## [Task to carry out]
Report the count of lines in the listing below that include the string "icon", with no other text.

## [Data extracts]
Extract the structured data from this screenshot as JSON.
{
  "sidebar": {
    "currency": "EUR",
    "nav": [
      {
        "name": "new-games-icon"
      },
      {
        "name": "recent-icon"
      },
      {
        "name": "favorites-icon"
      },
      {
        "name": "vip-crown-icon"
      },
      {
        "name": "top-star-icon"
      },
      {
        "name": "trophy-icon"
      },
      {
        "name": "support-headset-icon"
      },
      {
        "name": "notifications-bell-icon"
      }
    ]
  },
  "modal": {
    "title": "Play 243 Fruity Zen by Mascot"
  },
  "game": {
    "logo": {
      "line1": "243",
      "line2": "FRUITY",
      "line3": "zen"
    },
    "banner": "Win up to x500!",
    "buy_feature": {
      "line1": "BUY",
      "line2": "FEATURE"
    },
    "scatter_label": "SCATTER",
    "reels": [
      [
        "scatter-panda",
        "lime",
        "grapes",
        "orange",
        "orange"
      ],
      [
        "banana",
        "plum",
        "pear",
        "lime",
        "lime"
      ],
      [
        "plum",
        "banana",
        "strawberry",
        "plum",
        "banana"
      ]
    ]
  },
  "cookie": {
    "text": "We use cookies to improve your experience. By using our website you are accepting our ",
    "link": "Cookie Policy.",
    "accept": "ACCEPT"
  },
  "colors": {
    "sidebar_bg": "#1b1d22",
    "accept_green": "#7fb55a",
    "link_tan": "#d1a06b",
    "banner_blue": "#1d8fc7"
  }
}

## [Task result]
8